One group gave an update on the oysters placed at Naval Weapons Station Earle and told of the bivalve’s amazing ability to clean up the surrounding waters. Another group shared the benefits of purchasing bee-friendly plants and those native to the Two River area to reduce the need for chemicals in the soil that end up in nearby water ways. RUMSON – A statue of a seahorse graced the grounds at Victory Park June 8 during Clean Ocean Action’s Rally for the River Eco-Fest. Created by an artist using trash gathered from local beaches, attendees added more debris to the sculpture during the event, leaving their mark on the artwork and learning about environmental issues in the process. Many who attended left with a renewed passion andan urgency to do more to be good stewards for the localecosystem. Many local environmental groups came out to thefree, family-friendly event to educate the public aboutthe challenges the marine ecosystems face and theprogress being made to address those issues. Students from Rumson-Fair Haven High School, along with their biology teacher Michael Haughwout, talked about the research they are doing to protect terrapins. Representatives from waste management presented the issues “flushable” wipes can cause for the local sewage system.
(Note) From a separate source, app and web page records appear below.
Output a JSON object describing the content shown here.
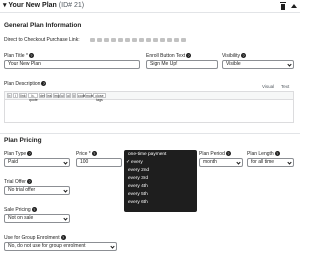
{
  "header": {
    "caret": "▾",
    "title": "Your New Plan",
    "id": "(ID# 21)",
    "icons": [
      "trash-icon",
      "caret-up-icon"
    ]
  },
  "general": {
    "heading": "General Plan Information",
    "checkout_label": "Direct to Checkout Purchase Link:",
    "plan_title_label": "Plan Title *",
    "plan_title_value": "Your New Plan",
    "enroll_label": "Enroll Button Text",
    "enroll_value": "Sign Me Up!",
    "visibility_label": "Visibility",
    "visibility_value": "Visible",
    "description_label": "Plan Description",
    "editor_tabs": [
      "Visual",
      "Text"
    ],
    "toolbar": [
      "b",
      "i",
      "link",
      "b-quote",
      "del",
      "ins",
      "img",
      "ul",
      "ol",
      "li",
      "code",
      "more",
      "close tags"
    ]
  },
  "pricing": {
    "heading": "Plan Pricing",
    "type_label": "Plan Type",
    "type_value": "Paid",
    "price_label": "Price *",
    "price_value": "100",
    "period_label": "Plan Period",
    "period_value": "month",
    "length_label": "Plan Length",
    "length_value": "for all time",
    "interval_menu": [
      "one-time payment",
      "every",
      "every 2nd",
      "every 3rd",
      "every 4th",
      "every 5th",
      "every 6th"
    ],
    "interval_selected": "every",
    "trial_label": "Trial Offer",
    "trial_value": "No trial offer",
    "sale_label": "Sale Pricing",
    "sale_value": "Not on sale",
    "group_label": "Use for Group Enrolment",
    "group_value": "No, do not use for group enrolment"
  }
}
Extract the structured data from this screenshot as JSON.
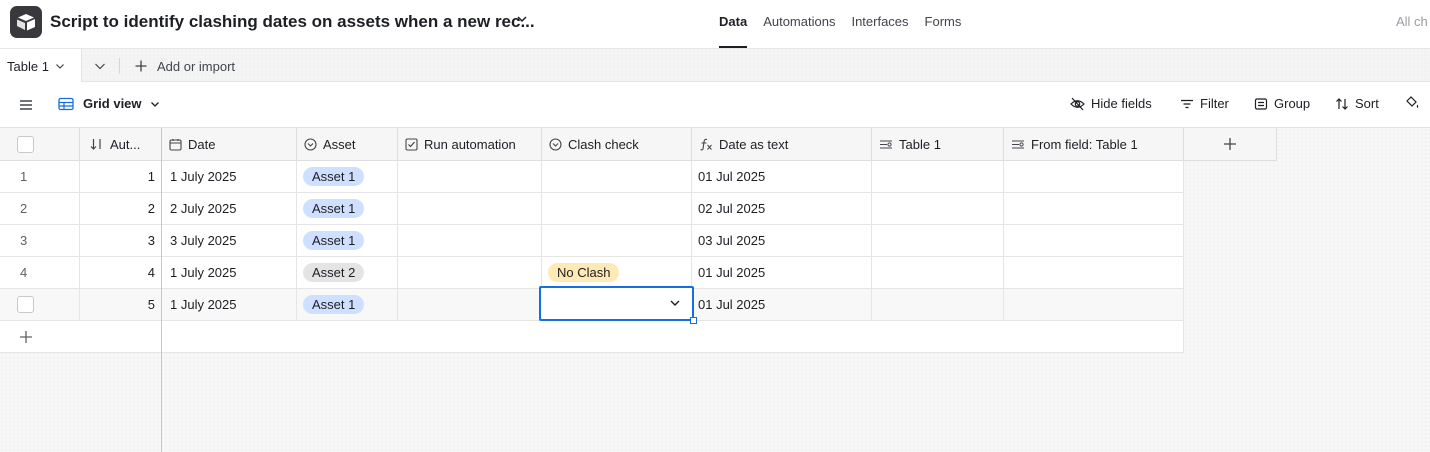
{
  "app": {
    "base_title": "Script to identify clashing dates on assets when a new rec...",
    "nav_tabs": [
      "Data",
      "Automations",
      "Interfaces",
      "Forms"
    ],
    "active_tab": "Data",
    "nav_right_text": "All ch"
  },
  "tables_bar": {
    "active_table": "Table 1",
    "add_import_label": "Add or import"
  },
  "view_toolbar": {
    "view_name": "Grid view",
    "hide_fields": "Hide fields",
    "filter": "Filter",
    "group": "Group",
    "sort": "Sort"
  },
  "grid": {
    "columns": [
      "Aut...",
      "Date",
      "Asset",
      "Run automation",
      "Clash check",
      "Date as text",
      "Table 1",
      "From field: Table 1"
    ],
    "rows": [
      {
        "n": "1",
        "aut": "1",
        "date": "1 July 2025",
        "asset": "Asset 1",
        "clash": "",
        "date_text": "01 Jul 2025"
      },
      {
        "n": "2",
        "aut": "2",
        "date": "2 July 2025",
        "asset": "Asset 1",
        "clash": "",
        "date_text": "02 Jul 2025"
      },
      {
        "n": "3",
        "aut": "3",
        "date": "3 July 2025",
        "asset": "Asset 1",
        "clash": "",
        "date_text": "03 Jul 2025"
      },
      {
        "n": "4",
        "aut": "4",
        "date": "1 July 2025",
        "asset": "Asset 2",
        "clash": "No Clash",
        "date_text": "01 Jul 2025"
      },
      {
        "n": "",
        "aut": "5",
        "date": "1 July 2025",
        "asset": "Asset 1",
        "clash": "",
        "date_text": "01 Jul 2025"
      }
    ]
  },
  "colors": {
    "asset1_pill": "#cfdfff",
    "asset2_pill": "#e4e4e4",
    "no_clash_pill": "#ffeab6",
    "selection_blue": "#166ee1"
  }
}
Another group shared information on alternative energy suppliers that could provide clean energy at less cost. Photos by Patrick Olivero